That suggests many companies are holding out for “A” players with all the right skills at the same time that more and more professionals are looking to change employers. But they don’t seem to be finding each other—which means we may need smarter ways to get connected.
In effect, it’s not that they aren’t finding each other but rather they aren’t seeing each other. That’s because they are still looking at each other through a job lens which limits them to what they are seeing. Thus the company doesn’t see the potential of the individual and the individual doesn’t see the potential of themselves for the work because both are trying to achieve an alignment through job titles rather than aligning through transferable skills (which reveal and define the individual’s unifying passion). Thus no matter how often they look, there’s always this disconnect because of the method or lens of comparison.
When both individuals and organizations start looking through a lens of passion and purpose though, suddenly there is an abundance of potential people for the work, even to the point that the organization starts seeing potential people within their own organization, thus avoiding the need to look externally.
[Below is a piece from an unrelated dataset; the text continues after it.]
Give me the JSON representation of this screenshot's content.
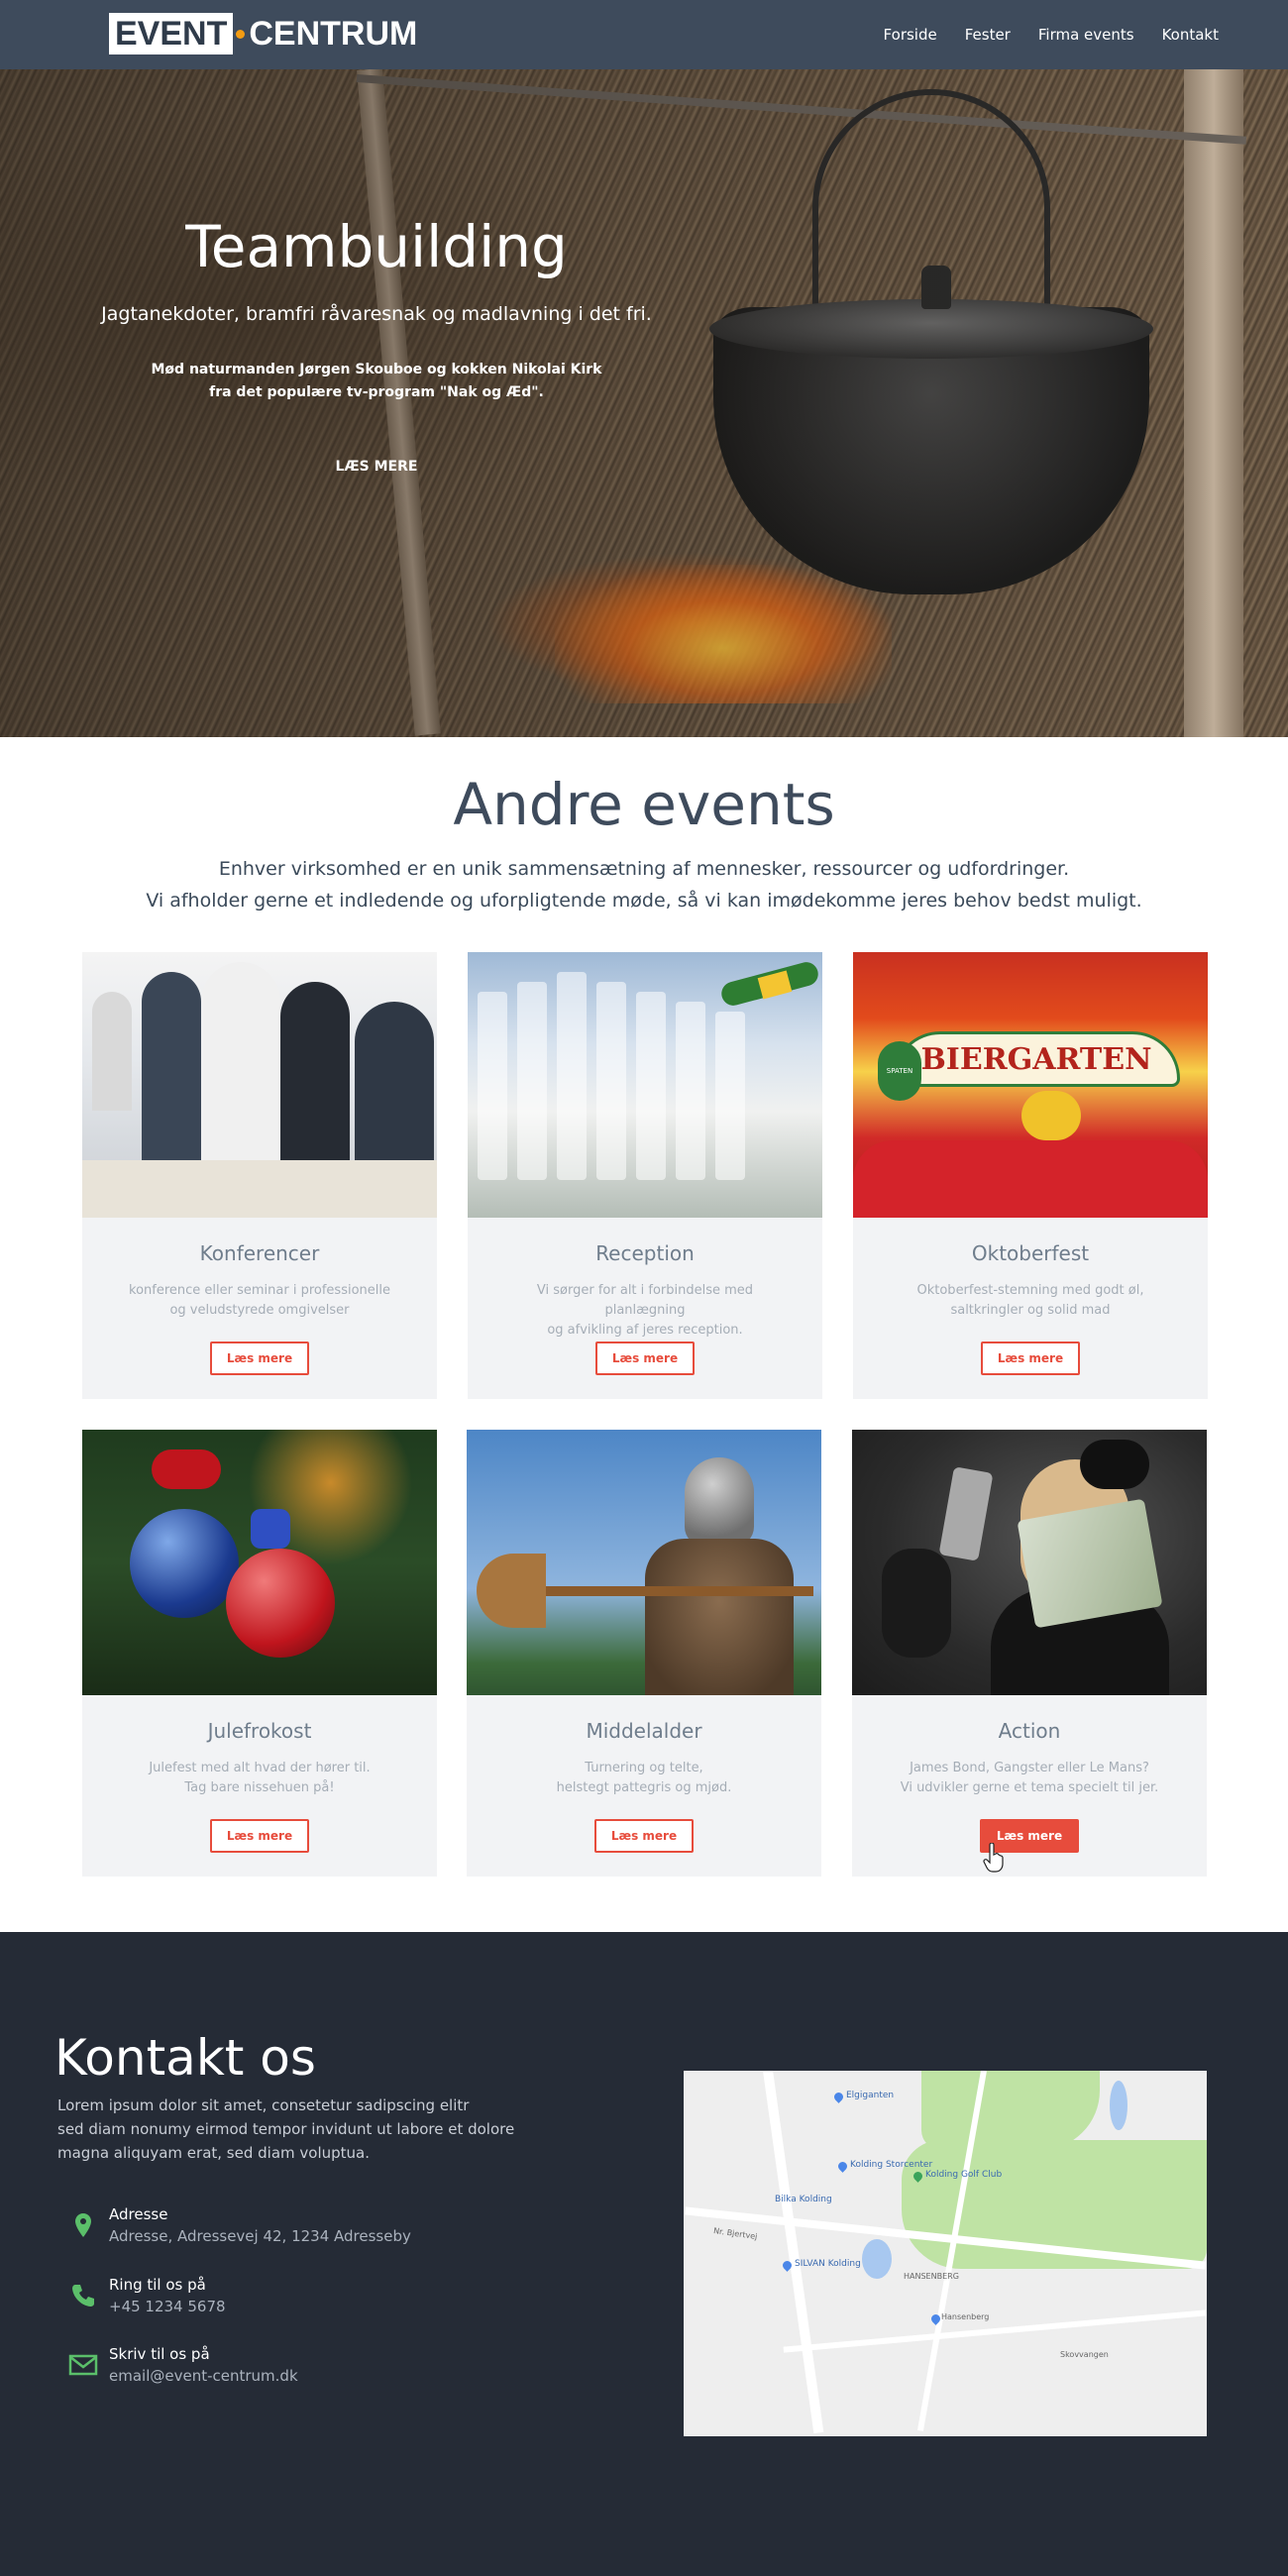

To put this metaphorically, many individuals and organizations are often blind to what is under their very noses. By shifting or reframing their perspective, suddenly they awaken to a whole new world of possibilities that were previously hidden and invisible to them before. In effect, nothing’s changed. We’re still the same people. But we’re looking at ourselves and our potential in a much greater, inclusive, and empowering way.
Last but not least, with this new vision, did you notice the universal pattern between finding people and finding your passion? Just as we are now finding more and more connections and relationships between people below the surface, so too are we seeing these connections and relationships within ourselves. In effect, look beyond and below the direct visible links, both within and without, and start understanding how these weaker invisible links are allowing not only organizations to become much more dynamic and complex but individuals as well.
So while I wouldn’t downplay the value of a first-degree connection as a valuable “in,” it’s important to pay close attention to that second layer if you’re in the market for a new opportunity…